> Page and application data records:
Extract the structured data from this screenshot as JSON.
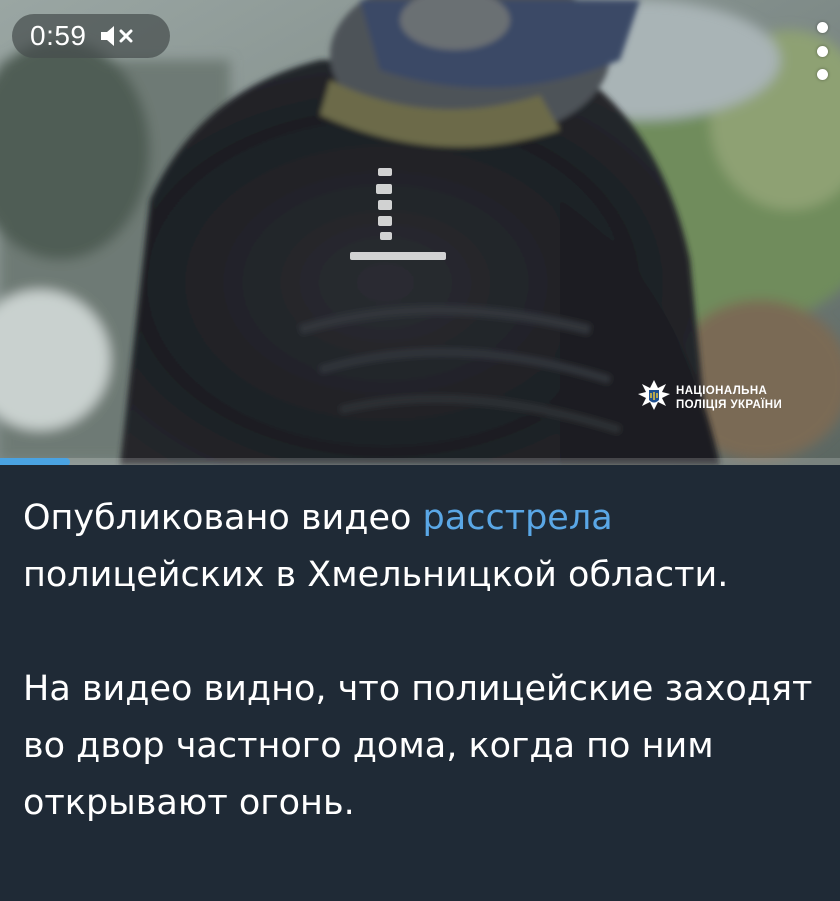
{
  "video": {
    "time": "0:59",
    "muted_icon": "volume-muted-icon",
    "menu_icon": "more-vertical-icon",
    "watermark": {
      "line1": "НАЦІОНАЛЬНА",
      "line2": "ПОЛІЦІЯ УКРАЇНИ",
      "emblem_icon": "police-emblem-icon"
    },
    "progress_fraction": 0.083,
    "colors": {
      "progress": "#4aa3e2",
      "pill_bg": "#464e4e"
    }
  },
  "message": {
    "para1_start": "Опубликовано видео ",
    "para1_link": "расстрела",
    "para1_end": " полицейских в Хмельницкой области.",
    "para2": "На видео видно, что полицейские заходят во двор частного дома, когда по ним открывают огонь."
  },
  "colors": {
    "background": "#1f2a36",
    "text": "#ffffff",
    "link": "#5aa7e6"
  }
}
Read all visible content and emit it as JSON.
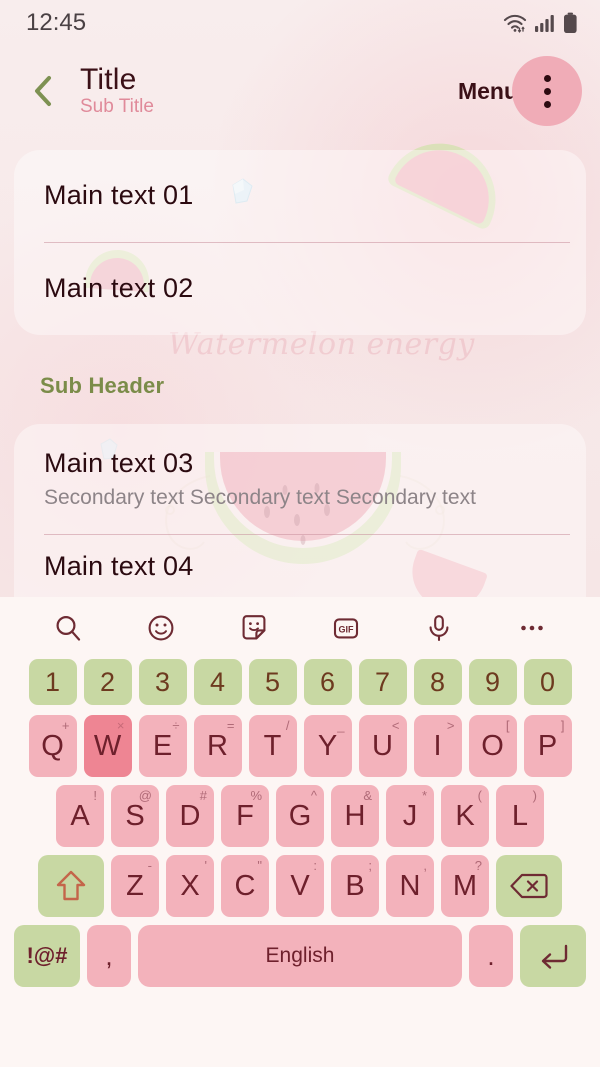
{
  "status_bar": {
    "time": "12:45",
    "icons": [
      "wifi-icon",
      "signal-icon",
      "battery-icon"
    ]
  },
  "app_bar": {
    "back_icon": "chevron-left-icon",
    "title": "Title",
    "subtitle": "Sub Title",
    "menu_label": "Menu",
    "menu_icon": "more-vertical-icon"
  },
  "decorations": {
    "script_watermark": "Watermelon energy"
  },
  "list": {
    "card_one": [
      {
        "main": "Main text 01"
      },
      {
        "main": "Main text 02"
      }
    ],
    "sub_header": "Sub Header",
    "card_two": [
      {
        "main": "Main text 03",
        "secondary": "Secondary text Secondary text Secondary text"
      },
      {
        "main": "Main text 04"
      }
    ]
  },
  "keyboard": {
    "toolbar": [
      {
        "name": "search-icon",
        "label": "search"
      },
      {
        "name": "emoji-icon",
        "label": "emoji"
      },
      {
        "name": "sticker-icon",
        "label": "sticker"
      },
      {
        "name": "gif-icon",
        "label": "GIF"
      },
      {
        "name": "microphone-icon",
        "label": "voice"
      },
      {
        "name": "more-horizontal-icon",
        "label": "more"
      }
    ],
    "gif_label": "GIF",
    "number_row": [
      "1",
      "2",
      "3",
      "4",
      "5",
      "6",
      "7",
      "8",
      "9",
      "0"
    ],
    "row_qwerty": [
      {
        "key": "Q",
        "sup": "+"
      },
      {
        "key": "W",
        "sup": "×",
        "pressed": true
      },
      {
        "key": "E",
        "sup": "÷"
      },
      {
        "key": "R",
        "sup": "="
      },
      {
        "key": "T",
        "sup": "/"
      },
      {
        "key": "Y",
        "sup": "_"
      },
      {
        "key": "U",
        "sup": "<"
      },
      {
        "key": "I",
        "sup": ">"
      },
      {
        "key": "O",
        "sup": "["
      },
      {
        "key": "P",
        "sup": "]"
      }
    ],
    "row_asdf": [
      {
        "key": "A",
        "sup": "!"
      },
      {
        "key": "S",
        "sup": "@"
      },
      {
        "key": "D",
        "sup": "#"
      },
      {
        "key": "F",
        "sup": "%"
      },
      {
        "key": "G",
        "sup": "^"
      },
      {
        "key": "H",
        "sup": "&"
      },
      {
        "key": "J",
        "sup": "*"
      },
      {
        "key": "K",
        "sup": "("
      },
      {
        "key": "L",
        "sup": ")"
      }
    ],
    "row_zxcv": [
      {
        "key": "Z",
        "sup": "-"
      },
      {
        "key": "X",
        "sup": "'"
      },
      {
        "key": "C",
        "sup": "\""
      },
      {
        "key": "V",
        "sup": ":"
      },
      {
        "key": "B",
        "sup": ";"
      },
      {
        "key": "N",
        "sup": ","
      },
      {
        "key": "M",
        "sup": "?"
      }
    ],
    "shift_icon": "shift-arrow-icon",
    "backspace_icon": "backspace-icon",
    "symbols_label": "!@#",
    "comma_label": ",",
    "space_label": "English",
    "period_label": ".",
    "enter_icon": "enter-return-icon"
  },
  "colors": {
    "background": "#f8eded",
    "key_green": "#c8d8a3",
    "key_pink": "#f3b2bb",
    "key_pink_pressed": "#ee8593",
    "accent_title": "#3b1017",
    "accent_subtitle": "#e08a9a",
    "sub_header": "#7b8c49",
    "keyboard_bg": "#fdf6f4"
  }
}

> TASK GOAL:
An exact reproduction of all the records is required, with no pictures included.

> ANSWER BOX:
Extract the structured data from this screenshot as JSON.
{
  "video": {
    "time": "0:59",
    "muted_icon": "volume-muted-icon",
    "menu_icon": "more-vertical-icon",
    "watermark": {
      "line1": "НАЦІОНАЛЬНА",
      "line2": "ПОЛІЦІЯ УКРАЇНИ",
      "emblem_icon": "police-emblem-icon"
    },
    "progress_fraction": 0.083,
    "colors": {
      "progress": "#4aa3e2",
      "pill_bg": "#464e4e"
    }
  },
  "message": {
    "para1_start": "Опубликовано видео ",
    "para1_link": "расстрела",
    "para1_end": " полицейских в Хмельницкой области.",
    "para2": "На видео видно, что полицейские заходят во двор частного дома, когда по ним открывают огонь."
  },
  "colors": {
    "background": "#1f2a36",
    "text": "#ffffff",
    "link": "#5aa7e6"
  }
}
Read all visible content and emit it as JSON.
{
  "status_bar": {
    "time": "12:45",
    "icons": [
      "wifi-icon",
      "signal-icon",
      "battery-icon"
    ]
  },
  "app_bar": {
    "back_icon": "chevron-left-icon",
    "title": "Title",
    "subtitle": "Sub Title",
    "menu_label": "Menu",
    "menu_icon": "more-vertical-icon"
  },
  "decorations": {
    "script_watermark": "Watermelon energy"
  },
  "list": {
    "card_one": [
      {
        "main": "Main text 01"
      },
      {
        "main": "Main text 02"
      }
    ],
    "sub_header": "Sub Header",
    "card_two": [
      {
        "main": "Main text 03",
        "secondary": "Secondary text Secondary text Secondary text"
      },
      {
        "main": "Main text 04"
      }
    ]
  },
  "keyboard": {
    "toolbar": [
      {
        "name": "search-icon",
        "label": "search"
      },
      {
        "name": "emoji-icon",
        "label": "emoji"
      },
      {
        "name": "sticker-icon",
        "label": "sticker"
      },
      {
        "name": "gif-icon",
        "label": "GIF"
      },
      {
        "name": "microphone-icon",
        "label": "voice"
      },
      {
        "name": "more-horizontal-icon",
        "label": "more"
      }
    ],
    "gif_label": "GIF",
    "number_row": [
      "1",
      "2",
      "3",
      "4",
      "5",
      "6",
      "7",
      "8",
      "9",
      "0"
    ],
    "row_qwerty": [
      {
        "key": "Q",
        "sup": "+"
      },
      {
        "key": "W",
        "sup": "×",
        "pressed": true
      },
      {
        "key": "E",
        "sup": "÷"
      },
      {
        "key": "R",
        "sup": "="
      },
      {
        "key": "T",
        "sup": "/"
      },
      {
        "key": "Y",
        "sup": "_"
      },
      {
        "key": "U",
        "sup": "<"
      },
      {
        "key": "I",
        "sup": ">"
      },
      {
        "key": "O",
        "sup": "["
      },
      {
        "key": "P",
        "sup": "]"
      }
    ],
    "row_asdf": [
      {
        "key": "A",
        "sup": "!"
      },
      {
        "key": "S",
        "sup": "@"
      },
      {
        "key": "D",
        "sup": "#"
      },
      {
        "key": "F",
        "sup": "%"
      },
      {
        "key": "G",
        "sup": "^"
      },
      {
        "key": "H",
        "sup": "&"
      },
      {
        "key": "J",
        "sup": "*"
      },
      {
        "key": "K",
        "sup": "("
      },
      {
        "key": "L",
        "sup": ")"
      }
    ],
    "row_zxcv": [
      {
        "key": "Z",
        "sup": "-"
      },
      {
        "key": "X",
        "sup": "'"
      },
      {
        "key": "C",
        "sup": "\""
      },
      {
        "key": "V",
        "sup": ":"
      },
      {
        "key": "B",
        "sup": ";"
      },
      {
        "key": "N",
        "sup": ","
      },
      {
        "key": "M",
        "sup": "?"
      }
    ],
    "shift_icon": "shift-arrow-icon",
    "backspace_icon": "backspace-icon",
    "symbols_label": "!@#",
    "comma_label": ",",
    "space_label": "English",
    "period_label": ".",
    "enter_icon": "enter-return-icon"
  },
  "colors": {
    "background": "#f8eded",
    "key_green": "#c8d8a3",
    "key_pink": "#f3b2bb",
    "key_pink_pressed": "#ee8593",
    "accent_title": "#3b1017",
    "accent_subtitle": "#e08a9a",
    "sub_header": "#7b8c49",
    "keyboard_bg": "#fdf6f4"
  }
}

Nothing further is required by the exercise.